Londoners flock to bicycle shops
Deborah Haynes | London, United Kingdom
11 July 2005 09:25
More and more people will cycle into London this week as the fear of being caught in a terrorist attack on public transport overrides concerns of being knocked off their bike by a car, experts say.
Sales of bikes -- from fold-away models to multi-gear machines -- have rocketed at cycle shops across the capital since last Thursday.
Millions of stranded commuters were forced to use overground stations, boats or simply their legs to get home. Many, in their desperation, poured into bike shops to purchase their own set of wheels to speed the journey up.
"It was just one person after another coming in out of desperation," said Grant Young, the owner of Condor Bikes in west London, the oldest bike shop in the city, which sold about 50 bikes on that day compared to the normal 15.
"People have said to me, great business, but it's not really. It is nice to be able to sell bikes, but for another purpose," he said.
As the dust settles on Britain's worst terrorist atrocity, however, a lot of Londoners remain fearful of the risk involved in catching an underground train or hopping on a bus, and some have dusted down old bikes from the garden shed or invested in new ones to sample a different kind of commuting.
"I think the attacks will probably make a few people think they are a bit frightened to go on the transport system at the moment," said Young, while adding that he doubted the fad for bikes would last for everyone.
"Things will go back to normal, so if there are 500 new cyclists now and 200 of them stick to it that's great," he said.
Evans Cycles, the biggest independent bike chain in Britain, sold four-times as many bikes as usual at its nine outlets in central London last Thursday -- about 400 bikes -- and had another good day Friday, said director Mark Evans.
He noted that in the past people have said they feel unsafe riding a bike in the city because of the heavy traffic.
"Now they don't feel safe on public transport so I expect over the next few weeks more people will be trying out bikes," said Evans, adding that a bike also saves commuters money on rail and bus tickets and keeps you fit.
Swarms of people -- some examining helmets and reflective gear, others trying out bike models and more still purchasing specialist cycling shoes -- crowded the Onyourbike store, another independent outlet by London Bridge.
Toufique Ali (25) a researcher at the BBC, is among some of the prospective buyers, after Thursday's bomb blasts prompted him to replace his old bike, which broke about a month ago.
"I don't like public transport whatsoever and I like to be on my bike more often because you are self-reliant," said Ali.
"I was always going to get a bike, but the attacks did spur me into going to the bike shop this particular weekend," he said.
The terror factor aside, however, industry experts note that bikes have been growing in popularity for the past few years, with the market in Britain expanding at a rate of about 20% to 25% annually.
In London, a congestion charge to drive cars plus the uncomfortable heat of the underground in summer has helped to push people onto their bikes.
In addition, "most people who try it for the first time realise they can cycle to work faster than if they were going on a bus or a Tube," said Young.
"The ones who have stuck it out can't believe how fit they have got and how well they are feeling and, if they are overweight, then the weight has literally just fallen off," he said.
On the down side is the obvious risk of using the roads, but cycle groups have drawn up maps indicating the safest routes.
There is also the threat of bicycle theft. - Sapa-AFP
Monday, July 11, 2005
The Interest Continues
I wondered if a lot of people bought $500 bikes and then got home and thought, what did I do that for?

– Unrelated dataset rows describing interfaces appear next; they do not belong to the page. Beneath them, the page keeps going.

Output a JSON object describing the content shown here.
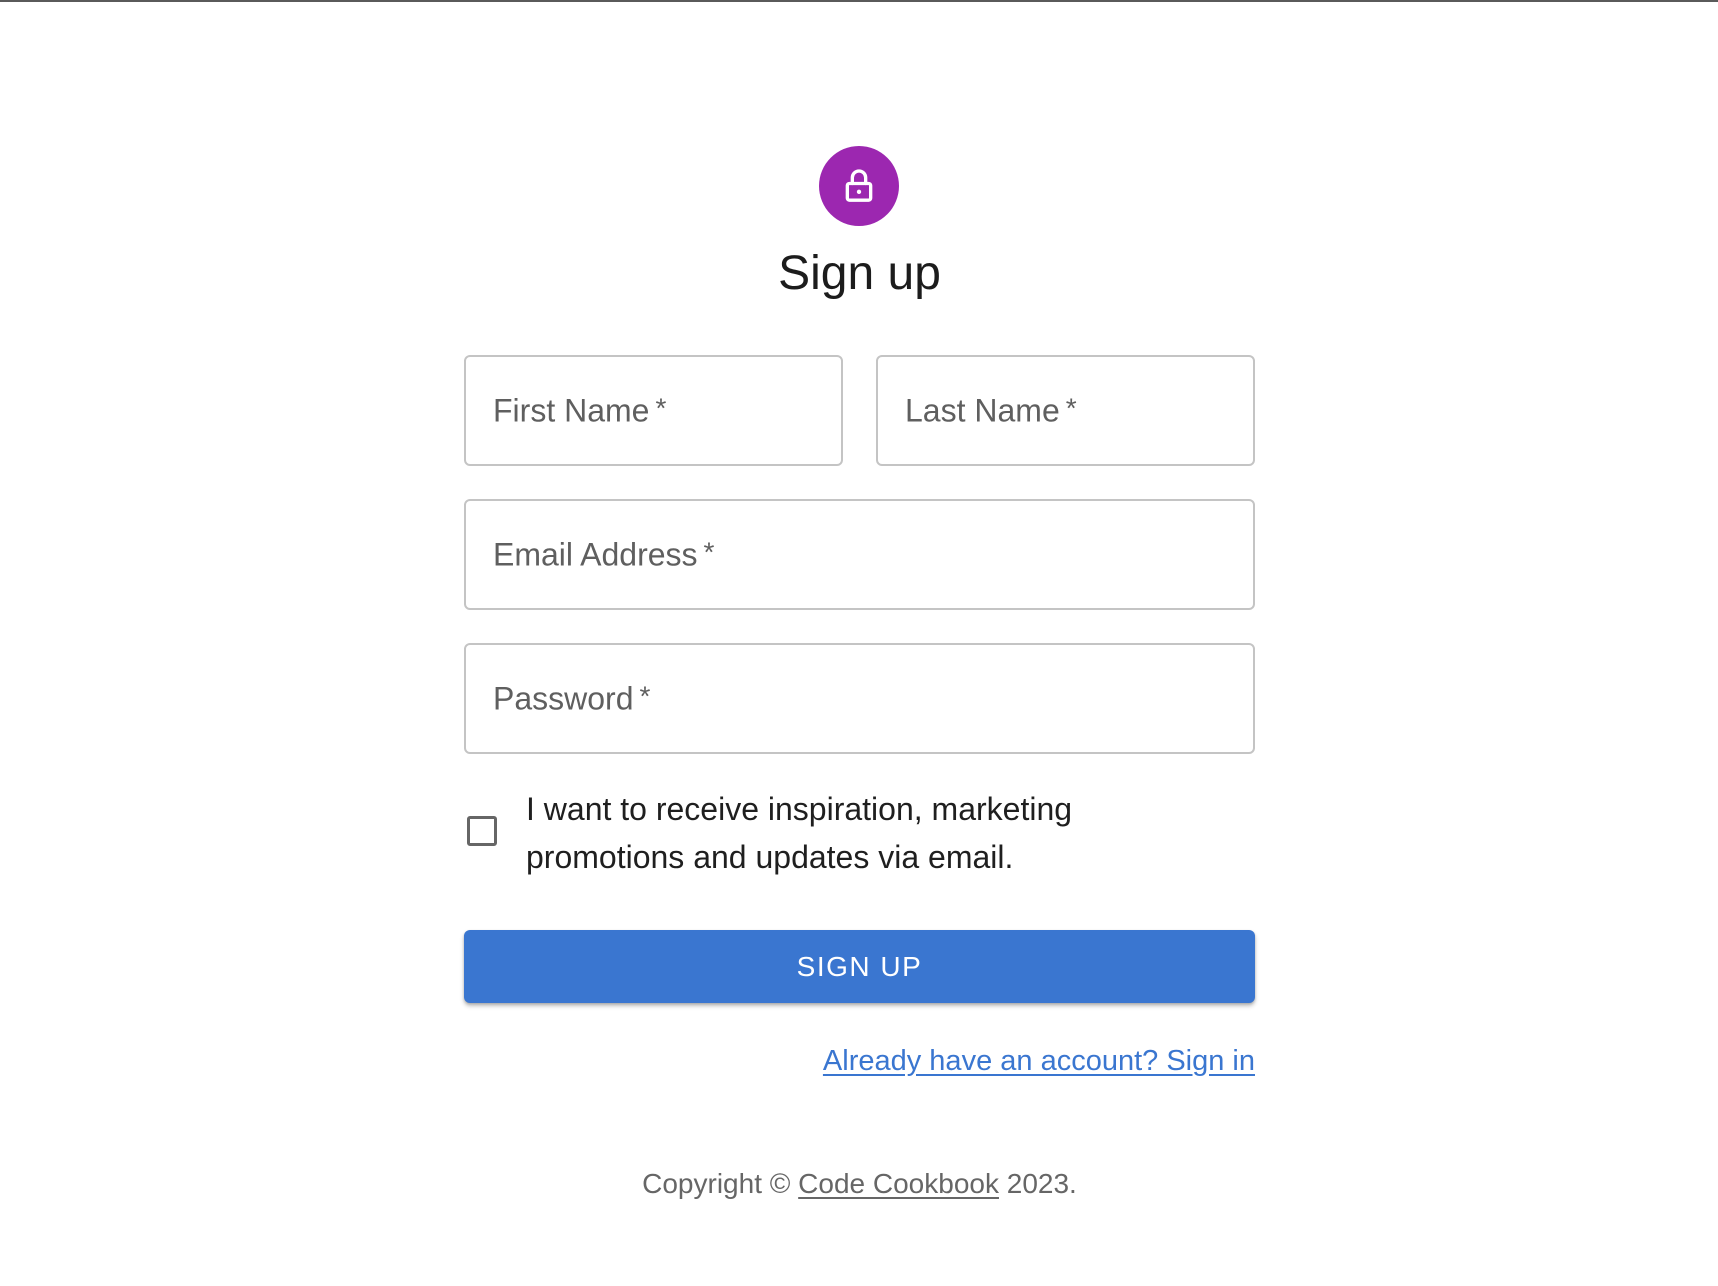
{
  "page": {
    "title": "Sign up"
  },
  "avatar": {
    "icon": "lock-outline-icon",
    "color": "#9c27b0"
  },
  "form": {
    "first_name": {
      "label": "First Name",
      "required_marker": "*",
      "value": ""
    },
    "last_name": {
      "label": "Last Name",
      "required_marker": "*",
      "value": ""
    },
    "email": {
      "label": "Email Address",
      "required_marker": "*",
      "value": ""
    },
    "password": {
      "label": "Password",
      "required_marker": "*",
      "value": ""
    },
    "marketing_opt_in": {
      "label": "I want to receive inspiration, marketing promotions and updates via email.",
      "checked": false
    },
    "submit_label": "SIGN UP",
    "signin_link": "Already have an account? Sign in"
  },
  "footer": {
    "prefix": "Copyright ©",
    "link_text": "Code Cookbook",
    "suffix": "2023."
  },
  "colors": {
    "primary": "#3a76d0",
    "avatar_bg": "#9c27b0",
    "border": "#c4c4c4",
    "muted_text": "#666666"
  }
}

Apparently, the interest continues. This article is from today's Guardian.